In 1904 Ellis purchased a seat on the New York Stock Exchange for a reportedly exorbitant price of $45,000. But in August 1904 he returned to Ethiopia to present an official copy of the ratified treaty to King Menelek. For his pivotal role in helping establish American-Ethiopian relations, Ethiopians honored Ellis with their highest award. After 1904 Ellis returned to the United States, where he resumed his stock brokering in New York. He was a member of the Metropolitan Museum of Art, American Geological Society, and Mexican Society of New York. He occasionally returned to San Antonio, where he had built a lavish home for his mother. He also developed mining interests in Mexico and South America. Ellis later sold his seat on the stock exchange and apparently moved to Mexico. He died in Mexico City on September 24, 1923. An obituary in the Dallas Express characterized his life as “spectacular, filled with strivings in a big way….”

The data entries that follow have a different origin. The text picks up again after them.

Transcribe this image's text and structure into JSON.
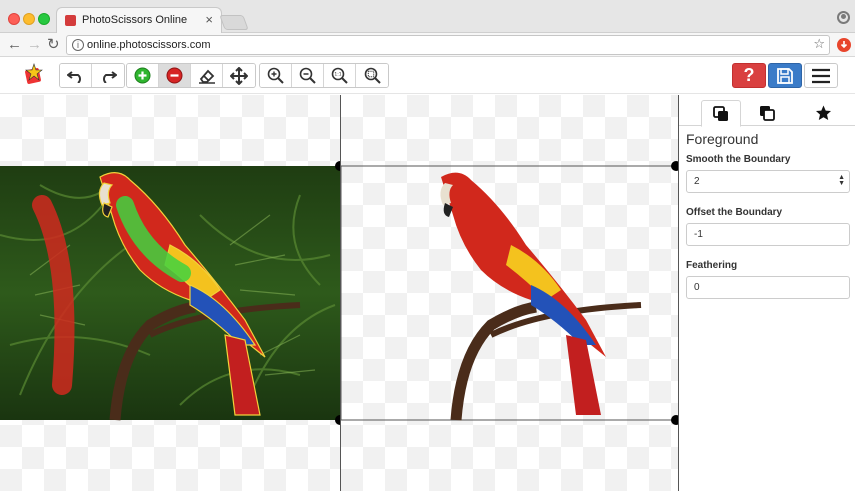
{
  "browser": {
    "tab_title": "PhotoScissors Online",
    "tab_close": "×",
    "back": "←",
    "forward": "→",
    "reload": "↻",
    "url": "online.photoscissors.com",
    "info_glyph": "i",
    "star": "☆"
  },
  "toolbar": {
    "help_label": "?",
    "icons": [
      "undo-icon",
      "redo-icon",
      "add-foreground-icon",
      "remove-background-icon",
      "eraser-icon",
      "move-icon",
      "zoom-in-icon",
      "zoom-out-icon",
      "zoom-actual-icon",
      "zoom-fit-icon"
    ],
    "active_tool": "remove-background",
    "zoom_actual_label": "1:1"
  },
  "sidebar": {
    "heading": "Foreground",
    "smooth_label": "Smooth the Boundary",
    "smooth_value": "2",
    "offset_label": "Offset the Boundary",
    "offset_value": "-1",
    "feather_label": "Feathering",
    "feather_value": "0"
  },
  "colors": {
    "help_button": "#d94040",
    "save_button": "#3a7bc8",
    "foreground_marker": "#3fd23f",
    "background_marker": "#d0291f"
  }
}
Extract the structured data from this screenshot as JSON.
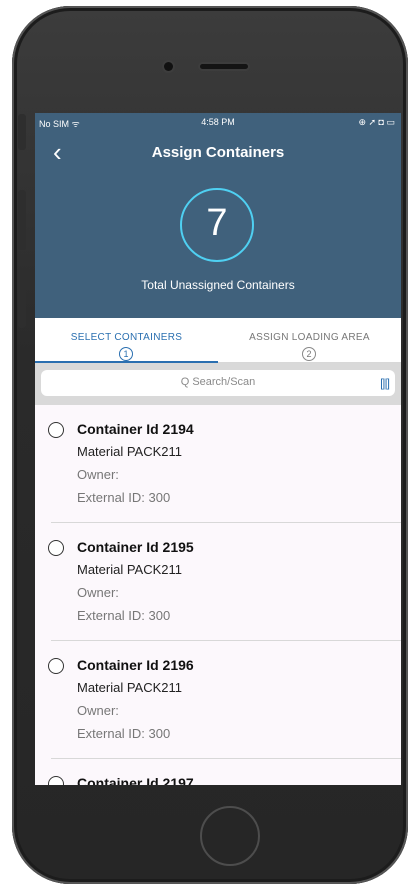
{
  "status_bar": {
    "carrier": "No SIM ᯤ",
    "time": "4:58 PM",
    "indicators": "⊕ ➚ ◘ ▭"
  },
  "nav": {
    "back_label": "‹",
    "title": "Assign Containers"
  },
  "summary": {
    "count": "7",
    "label": "Total Unassigned Containers"
  },
  "tabs": [
    {
      "label": "SELECT CONTAINERS",
      "step": "1",
      "active": true
    },
    {
      "label": "ASSIGN LOADING AREA",
      "step": "2",
      "active": false
    }
  ],
  "search": {
    "placeholder": "Q Search/Scan",
    "scan_icon": "barcode-icon",
    "scan_glyph": "[||]"
  },
  "containers": [
    {
      "title": "Container Id 2194",
      "material": "Material PACK211",
      "owner": "Owner:",
      "external": "External ID: 300"
    },
    {
      "title": "Container Id 2195",
      "material": "Material PACK211",
      "owner": "Owner:",
      "external": "External ID: 300"
    },
    {
      "title": "Container Id 2196",
      "material": "Material PACK211",
      "owner": "Owner:",
      "external": "External ID: 300"
    },
    {
      "title": "Container Id 2197",
      "material": "",
      "owner": "",
      "external": ""
    }
  ],
  "colors": {
    "header_bg": "#40617c",
    "accent": "#2a6fb0",
    "circle": "#4fd0f2",
    "list_bg": "#fcf8fc"
  }
}
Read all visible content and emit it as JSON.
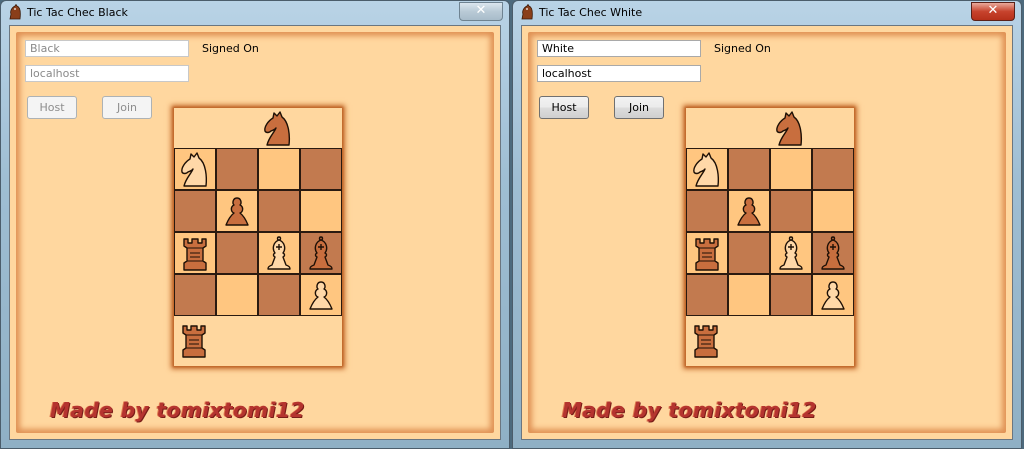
{
  "windows": [
    {
      "title": "Tic Tac Chec Black",
      "name_field": "Black",
      "host_field": "localhost",
      "status": "Signed On",
      "host_button": "Host",
      "join_button": "Join",
      "close_label": "✕",
      "credit": "Made by tomixtomi12"
    },
    {
      "title": "Tic Tac Chec White",
      "name_field": "White",
      "host_field": "localhost",
      "status": "Signed On",
      "host_button": "Host",
      "join_button": "Join",
      "close_label": "✕",
      "credit": "Made by tomixtomi12"
    }
  ],
  "board": {
    "colors": {
      "dark": "#c27a4f",
      "light": "#ffc680",
      "outside": "#ffd79f"
    },
    "reserve_top": [
      "",
      "",
      "dark-knight",
      ""
    ],
    "squares": [
      [
        "light-knight",
        "dark",
        "light",
        "dark"
      ],
      [
        "dark",
        "dark-pawn",
        "dark",
        "light"
      ],
      [
        "dark-rook",
        "dark",
        "light-bishop",
        "dark-bishop"
      ],
      [
        "dark",
        "light",
        "dark",
        "light-pawn"
      ]
    ],
    "reserve_bottom": [
      "dark-rook",
      "",
      "",
      ""
    ]
  }
}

Negussay Ayele, “A Page From a Century of Ethiopia-United States Relations” (http://www.mediaethiopia.com/Views/NegussayAyele_on_EthiopiaAmerica.htm), accessed February 21, 2013. Dallas Express, October 13, 1923. Richard Pankhurst, “William H. Ellis-Guillaume Enriques Ellesio: The First Black American Ethiopianist?” Ethiopia Observer 15 (1972). Edwin S. Redkey, Black Exodus: Black Nationalist and Back-to-Africa Movements, 1890–1910 (Newhaven: Yale University Press, 1969). Alfred W. Reynolds, “The Alabama Negro Colony in Mexico, 1894-1896,” Alabama Review 5–6 (October 1952, January 1953). Twentieth Century Successful Americans, Local and National (United Press Service Bureau, 1917).

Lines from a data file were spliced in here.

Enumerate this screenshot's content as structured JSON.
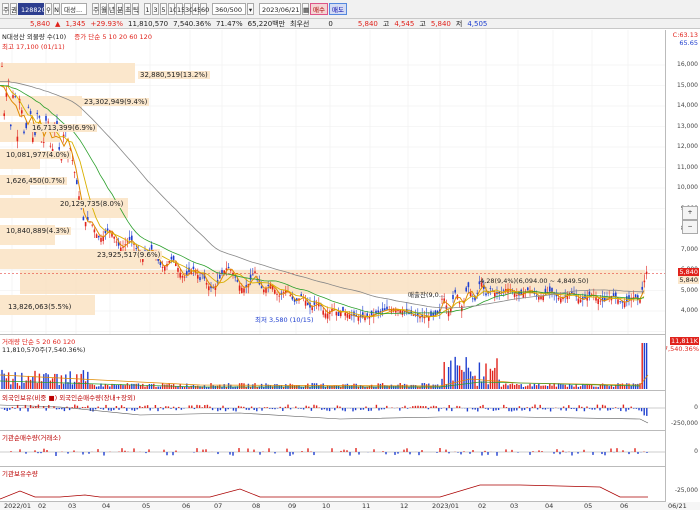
{
  "toolbar": {
    "mode_buttons": [
      "주",
      "권"
    ],
    "stock_code": "128820",
    "stock_name_label": "N",
    "stock_name": "대성...",
    "period_buttons": [
      "주",
      "월",
      "년",
      "분",
      "초",
      "틱"
    ],
    "interval_buttons": [
      "1",
      "3",
      "5",
      "10",
      "15",
      "30",
      "45",
      "60"
    ],
    "count_value": "360/500",
    "date_value": "2023/06/21",
    "buy_label": "매수",
    "sell_label": "매도"
  },
  "quote": {
    "price": "5,840",
    "change": "1,345",
    "change_pct": "+29.93%",
    "volume": "11,810,570",
    "vol_ratio": "7,540.36%",
    "turnover": "71.47%",
    "amount": "65,220백만",
    "priority_label": "최우선",
    "priority_value": "0",
    "open": "5,840",
    "high_label": "고",
    "high": "4,545",
    "low_label": "고",
    "low": "5,840",
    "close_label": "저",
    "close": "4,505"
  },
  "price_pane": {
    "legend_stock": "N대성산 외물량 수(10)",
    "legend_ma": "증가 단순 5  10  20  60  120",
    "high_label": "최고 17,100 (01/11)",
    "low_label": "최저 3,580 (10/15)",
    "box_label": "매출잔(9,0...",
    "right_box_label": "4,28(9,4%)(6,094.00 ~ 4,849.50)",
    "annotations": [
      {
        "text": "32,880,519(13.2%)"
      },
      {
        "text": "23,302,949(9.4%)"
      },
      {
        "text": "16,713,399(6.9%)"
      },
      {
        "text": "10,081,977(4.0%)"
      },
      {
        "text": "1,626,450(0.7%)"
      },
      {
        "text": "20,129,735(8.0%)"
      },
      {
        "text": "10,840,889(4.3%)"
      },
      {
        "text": "23,925,517(9.6%)"
      },
      {
        "text": "13,826,063(5.5%)"
      }
    ],
    "y_ticks": [
      "16,000",
      "15,000",
      "14,000",
      "13,000",
      "12,000",
      "11,000",
      "10,000",
      "9,000",
      "8,000",
      "7,000",
      "6,000",
      "5,000",
      "4,000"
    ],
    "top_values": [
      "C:63.13",
      "65.65"
    ],
    "price_marker": "5,840",
    "price_marker2": "5,840"
  },
  "volume_pane": {
    "legend": "거래량 단순 5  20  60  120",
    "legend2": "11,810,570주(7,540.36%)",
    "marker": "11,811K",
    "marker2": "7,540.36%"
  },
  "foreign_pane": {
    "legend": "외국인보유(비중 ■) 외국인순매수량(장내+장외)",
    "zero": "0",
    "tick": "-250,000"
  },
  "inst_pane": {
    "legend": "기관순매수량(거래소)",
    "zero": "0"
  },
  "inst_hold_pane": {
    "legend": "기관보유수량",
    "tick": "-25,000"
  },
  "x_axis": {
    "labels": [
      "2022/01",
      "02",
      "03",
      "04",
      "05",
      "06",
      "07",
      "08",
      "09",
      "10",
      "11",
      "12",
      "2023/01",
      "02",
      "03",
      "04",
      "05",
      "06",
      "06/21"
    ]
  },
  "colors": {
    "up": "#e0231c",
    "down": "#1f3fcf",
    "ma5": "#e08a00",
    "ma20": "#2ca02c",
    "ma60": "#888888",
    "box": "#fbe7cc"
  }
}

Image Use Disclaimer
All copyrighted materials included within the Handbook of Texas Online are in accordance with Title 17 U.S.C. Section 107 related to Copyright and “Fair Use” for Non-Profit educational institutions, which permits the Texas State Historical Association (TSHA), to utilize copyrighted materials to further scholarship, education, and inform the public. The TSHA makes every effort to conform to the principles of fair use and to comply with copyright law.
For more information go to: http://www.law.cornell.edu/uscode/17/107.shtml
If you wish to use copyrighted material from this site for purposes of your own that go beyond fair use, you must obtain permission from the copyright owner.
The following, adapted from the Chicago Manual of Style, 15th edition, is the preferred citation for this article.Handbook of Texas Online, Douglas Hales and Bailey Haeussler, "ELLIS, WILLIAM HENRY," accessed July 18, 2019, http://www.tshaonline.org/handbook/online/articles/fel32.
Uploaded on June 12, 2010. Modified on May 22, 2013. Published by the Texas State Historical Association.